Nonselective NSAIDs have potentially important gastrointestinal, renal, and cardiovascular effects. Adverse gastrointestinal effects include dyspepsia, peptic ulcer disease, and bleeding. Renal adverse effects include acute renal failure due to renal vasoconstriction, worsening of underlying hypertension, and electrolyte and fluid abnormalities. Additionally, the risk of renal cell cancer may be increased. Cardiovascular effects include interference by some agents with the antiplatelet activity of aspirin, an effect on coronary risk, and worsening of heart failure.
Elevations of serum aminotransferases (transaminases) are commonly associated with NSAID use. However, these elevations are generally mild and reversible, and liver failure is quite rare. Reactions may be more common with some NSAIDs (eg, sulindac, diclofenac, and aspirin) and in patients on other hepatotoxic medications or with certain disorders, including systemic lupus and juvenile inflammatory arthritis. The potentially offending agent should be discontinued if the aminotransferases rise to greater than three times the upper limit of normal, if there is a fall in serum albumin, or if the prothrombin time is prolonged.

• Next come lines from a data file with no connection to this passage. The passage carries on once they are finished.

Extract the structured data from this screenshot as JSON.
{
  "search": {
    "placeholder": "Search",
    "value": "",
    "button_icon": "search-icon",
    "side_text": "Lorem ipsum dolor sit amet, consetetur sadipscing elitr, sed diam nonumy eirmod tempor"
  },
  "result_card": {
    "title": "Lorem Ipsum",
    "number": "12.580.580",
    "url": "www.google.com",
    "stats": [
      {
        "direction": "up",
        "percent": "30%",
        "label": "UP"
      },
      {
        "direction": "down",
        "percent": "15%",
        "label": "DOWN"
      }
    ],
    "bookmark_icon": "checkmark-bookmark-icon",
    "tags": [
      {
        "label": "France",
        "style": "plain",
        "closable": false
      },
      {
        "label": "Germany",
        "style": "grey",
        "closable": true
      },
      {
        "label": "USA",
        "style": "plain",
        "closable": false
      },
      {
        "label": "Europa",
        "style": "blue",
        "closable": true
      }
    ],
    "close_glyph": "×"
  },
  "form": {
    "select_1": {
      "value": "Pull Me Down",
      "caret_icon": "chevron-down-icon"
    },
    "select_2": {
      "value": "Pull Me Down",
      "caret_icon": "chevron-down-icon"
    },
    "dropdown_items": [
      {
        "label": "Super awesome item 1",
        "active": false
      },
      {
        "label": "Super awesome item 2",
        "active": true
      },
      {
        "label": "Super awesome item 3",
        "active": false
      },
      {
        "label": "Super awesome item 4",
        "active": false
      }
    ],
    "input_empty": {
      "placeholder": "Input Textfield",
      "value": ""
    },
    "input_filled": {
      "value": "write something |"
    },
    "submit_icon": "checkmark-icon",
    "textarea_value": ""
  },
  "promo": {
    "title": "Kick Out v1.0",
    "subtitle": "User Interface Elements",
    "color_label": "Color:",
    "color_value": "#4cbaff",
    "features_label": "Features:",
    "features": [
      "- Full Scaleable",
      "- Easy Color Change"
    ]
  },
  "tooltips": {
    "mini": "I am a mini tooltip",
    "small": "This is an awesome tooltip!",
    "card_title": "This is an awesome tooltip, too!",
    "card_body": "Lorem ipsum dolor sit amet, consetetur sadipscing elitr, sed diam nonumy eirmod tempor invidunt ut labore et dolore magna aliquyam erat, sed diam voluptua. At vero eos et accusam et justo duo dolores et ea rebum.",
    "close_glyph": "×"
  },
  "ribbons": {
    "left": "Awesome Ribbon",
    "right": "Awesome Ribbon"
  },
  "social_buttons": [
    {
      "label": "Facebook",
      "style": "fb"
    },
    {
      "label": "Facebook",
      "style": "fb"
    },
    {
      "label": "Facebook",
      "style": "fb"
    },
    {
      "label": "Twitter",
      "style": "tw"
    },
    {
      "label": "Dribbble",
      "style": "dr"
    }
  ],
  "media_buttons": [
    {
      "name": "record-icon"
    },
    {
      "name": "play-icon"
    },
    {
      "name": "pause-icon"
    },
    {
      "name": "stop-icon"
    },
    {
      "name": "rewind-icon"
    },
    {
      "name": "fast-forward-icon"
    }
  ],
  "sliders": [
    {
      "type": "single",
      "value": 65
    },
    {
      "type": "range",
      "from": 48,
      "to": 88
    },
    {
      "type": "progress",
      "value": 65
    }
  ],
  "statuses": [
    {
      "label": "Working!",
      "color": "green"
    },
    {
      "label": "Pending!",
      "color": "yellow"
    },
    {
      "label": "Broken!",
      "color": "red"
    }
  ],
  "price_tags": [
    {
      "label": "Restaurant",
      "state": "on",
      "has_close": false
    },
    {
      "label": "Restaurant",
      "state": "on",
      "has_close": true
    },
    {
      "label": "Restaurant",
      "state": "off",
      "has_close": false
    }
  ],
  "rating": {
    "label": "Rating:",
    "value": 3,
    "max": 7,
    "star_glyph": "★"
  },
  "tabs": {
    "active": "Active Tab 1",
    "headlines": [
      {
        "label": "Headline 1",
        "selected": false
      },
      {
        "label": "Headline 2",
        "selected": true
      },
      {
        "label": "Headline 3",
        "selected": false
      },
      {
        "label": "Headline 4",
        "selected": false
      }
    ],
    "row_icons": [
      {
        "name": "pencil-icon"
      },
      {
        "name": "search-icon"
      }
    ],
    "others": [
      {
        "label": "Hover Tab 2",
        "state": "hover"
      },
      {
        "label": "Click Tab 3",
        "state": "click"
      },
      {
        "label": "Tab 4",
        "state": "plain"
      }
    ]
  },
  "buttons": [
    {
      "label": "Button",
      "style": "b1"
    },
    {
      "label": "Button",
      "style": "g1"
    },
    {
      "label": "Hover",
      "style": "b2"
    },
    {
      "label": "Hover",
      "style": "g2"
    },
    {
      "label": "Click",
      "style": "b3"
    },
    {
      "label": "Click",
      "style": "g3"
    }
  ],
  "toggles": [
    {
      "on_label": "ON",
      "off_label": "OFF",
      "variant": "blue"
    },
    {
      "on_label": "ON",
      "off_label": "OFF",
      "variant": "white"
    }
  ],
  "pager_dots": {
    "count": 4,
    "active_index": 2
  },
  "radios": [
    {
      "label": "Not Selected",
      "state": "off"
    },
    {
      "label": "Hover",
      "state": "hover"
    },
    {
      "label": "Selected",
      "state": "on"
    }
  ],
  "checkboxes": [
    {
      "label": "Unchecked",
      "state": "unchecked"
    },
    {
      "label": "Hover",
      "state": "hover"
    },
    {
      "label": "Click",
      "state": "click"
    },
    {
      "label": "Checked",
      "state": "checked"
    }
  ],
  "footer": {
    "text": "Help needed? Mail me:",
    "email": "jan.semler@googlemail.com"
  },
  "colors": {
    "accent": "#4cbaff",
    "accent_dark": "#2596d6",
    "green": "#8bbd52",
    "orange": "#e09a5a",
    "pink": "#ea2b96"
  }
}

Pulmonary reactions are uncommon; they include bronchospasm and pulmonary infiltrates with eosinophilia. Bronchospasm can result from the condition “aspirin-exacerbated respiratory disease” (AERD), which appears related to cyclooxygenase (COX)-1 inhibition. Patients with AERD may have concomitant chronic rhinosinusitis and nasal polyposis; inflammation affecting the entire respiratory tract may be difficult to distinguish in some patients from anaphylaxis. Anaphylaxis to NSAIDs has also been reported and is assumed to be an IgE-mediated immunologic reaction.
Nonselective NSAIDs have several important hematologic effects. The antiplatelet effects of NSAIDs, which are due to inhibition of COX-1, lead to diminished production of thromboxane A2, resulting in decreased platelet aggregation. NSAIDs should, thus, be avoided in patients with preexisting platelet defects and should be withheld preoperatively for at least four to five times the drug half-life. Chronic aspirin therapy slightly increases the risk of hemorrhagic stroke. Use of nonselective nonsalicylate NSAIDs together with warfarin may increase the international normalized ratio (INR) and may increase bleeding risk due to the additional antiplatelet effect. Aplastic anemia has been most strongly associated with some of the early NSAIDs (eg, phenylbutazone and indomethacin); neutropenia is seen in less than 1 percent of patients.
Central nervous system side effects of NSAIDs include aseptic meningitis, psychosis, and cognitive dysfunction. Tinnitus is a common problem, particularly with high doses of salicylates, but can occur with any NSAID. Tinnitus is typically reversible upon cessation of drug therapy and is a good warning sign to identify some of those patients who are developing high blood levels of the drug.
Various skin reactions may develop in association with the use of NSAIDs. Severe, potentially life-threatening reactions such as toxic epidermal necrolysis and the Stevens-Johnson syndrome are uncommon. Morbilliform rashes and urticaria are also seen.
A small increased risk of nonunion in patients with bone fractures has been reported with the use of nonselective NSAIDs or COX-2 selective agents. However, a causal relationship has not been proven, and the effect of these drugs on fracture healing in humans is uncertain.